## TO DO
In the entries below, count the lines that contain the word "this" and give only that number.

## LISTED RECORDS
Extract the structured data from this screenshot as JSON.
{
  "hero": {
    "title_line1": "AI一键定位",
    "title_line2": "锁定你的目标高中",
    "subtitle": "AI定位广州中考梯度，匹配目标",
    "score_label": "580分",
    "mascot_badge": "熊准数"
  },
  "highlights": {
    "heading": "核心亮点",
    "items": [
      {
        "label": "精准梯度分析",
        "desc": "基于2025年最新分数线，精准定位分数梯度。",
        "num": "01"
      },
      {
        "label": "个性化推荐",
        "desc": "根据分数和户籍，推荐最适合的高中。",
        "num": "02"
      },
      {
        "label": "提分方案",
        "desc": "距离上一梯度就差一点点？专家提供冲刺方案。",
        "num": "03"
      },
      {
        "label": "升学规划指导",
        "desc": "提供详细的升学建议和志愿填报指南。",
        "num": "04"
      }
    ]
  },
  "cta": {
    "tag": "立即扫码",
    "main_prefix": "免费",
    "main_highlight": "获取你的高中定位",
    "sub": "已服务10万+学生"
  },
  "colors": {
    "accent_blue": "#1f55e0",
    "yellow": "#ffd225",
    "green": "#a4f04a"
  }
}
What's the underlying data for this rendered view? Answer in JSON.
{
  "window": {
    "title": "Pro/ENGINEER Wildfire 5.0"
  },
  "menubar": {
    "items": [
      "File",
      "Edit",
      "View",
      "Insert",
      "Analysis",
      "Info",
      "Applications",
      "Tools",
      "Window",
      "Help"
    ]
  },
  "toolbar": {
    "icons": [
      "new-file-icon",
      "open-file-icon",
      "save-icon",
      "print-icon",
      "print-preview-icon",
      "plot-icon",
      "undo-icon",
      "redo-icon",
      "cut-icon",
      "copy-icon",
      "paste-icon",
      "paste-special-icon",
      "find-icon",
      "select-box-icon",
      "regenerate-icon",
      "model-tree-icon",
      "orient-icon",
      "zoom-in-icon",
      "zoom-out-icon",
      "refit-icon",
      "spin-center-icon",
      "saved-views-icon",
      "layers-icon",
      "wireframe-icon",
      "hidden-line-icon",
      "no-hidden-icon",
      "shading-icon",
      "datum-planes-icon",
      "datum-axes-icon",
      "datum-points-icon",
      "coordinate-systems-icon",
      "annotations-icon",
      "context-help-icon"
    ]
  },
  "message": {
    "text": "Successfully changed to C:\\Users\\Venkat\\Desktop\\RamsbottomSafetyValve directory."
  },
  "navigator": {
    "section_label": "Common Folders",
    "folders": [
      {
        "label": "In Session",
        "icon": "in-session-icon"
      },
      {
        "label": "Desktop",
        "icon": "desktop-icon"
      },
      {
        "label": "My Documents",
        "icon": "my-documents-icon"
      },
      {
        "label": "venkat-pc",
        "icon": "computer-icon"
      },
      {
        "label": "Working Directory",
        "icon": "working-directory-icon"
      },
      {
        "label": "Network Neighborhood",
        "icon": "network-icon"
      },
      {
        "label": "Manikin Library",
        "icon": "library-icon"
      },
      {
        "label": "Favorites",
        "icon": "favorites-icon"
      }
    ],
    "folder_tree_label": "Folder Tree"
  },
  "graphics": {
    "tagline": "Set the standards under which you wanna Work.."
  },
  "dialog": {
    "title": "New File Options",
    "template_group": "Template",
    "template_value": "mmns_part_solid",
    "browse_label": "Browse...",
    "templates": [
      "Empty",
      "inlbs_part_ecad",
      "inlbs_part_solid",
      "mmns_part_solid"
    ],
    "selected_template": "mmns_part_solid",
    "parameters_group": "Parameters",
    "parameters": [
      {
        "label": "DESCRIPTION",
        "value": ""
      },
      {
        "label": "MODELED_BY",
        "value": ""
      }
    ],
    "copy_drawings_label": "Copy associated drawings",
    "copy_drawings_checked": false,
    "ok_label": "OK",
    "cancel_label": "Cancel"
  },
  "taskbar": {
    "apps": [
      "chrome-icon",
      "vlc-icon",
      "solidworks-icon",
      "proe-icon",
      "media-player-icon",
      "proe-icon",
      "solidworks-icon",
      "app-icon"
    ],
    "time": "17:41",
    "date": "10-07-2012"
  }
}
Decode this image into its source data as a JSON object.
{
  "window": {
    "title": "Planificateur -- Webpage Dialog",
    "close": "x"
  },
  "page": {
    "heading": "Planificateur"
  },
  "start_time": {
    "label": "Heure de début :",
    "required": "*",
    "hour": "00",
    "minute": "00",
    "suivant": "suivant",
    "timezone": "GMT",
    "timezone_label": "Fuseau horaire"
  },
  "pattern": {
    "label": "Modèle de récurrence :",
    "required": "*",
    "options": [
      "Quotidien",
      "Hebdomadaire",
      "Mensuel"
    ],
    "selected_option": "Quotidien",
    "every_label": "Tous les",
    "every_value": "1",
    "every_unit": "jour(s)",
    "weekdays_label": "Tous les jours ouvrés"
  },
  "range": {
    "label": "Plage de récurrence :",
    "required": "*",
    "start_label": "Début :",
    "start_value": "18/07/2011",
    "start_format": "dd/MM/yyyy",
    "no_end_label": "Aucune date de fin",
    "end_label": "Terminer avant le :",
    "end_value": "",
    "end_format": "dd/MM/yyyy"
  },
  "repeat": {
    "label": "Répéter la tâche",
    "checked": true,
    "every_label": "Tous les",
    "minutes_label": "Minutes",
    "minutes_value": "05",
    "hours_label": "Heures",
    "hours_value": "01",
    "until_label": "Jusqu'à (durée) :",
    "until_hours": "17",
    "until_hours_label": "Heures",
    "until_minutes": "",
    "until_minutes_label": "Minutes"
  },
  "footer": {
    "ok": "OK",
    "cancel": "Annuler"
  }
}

## ANSWER SECTION
3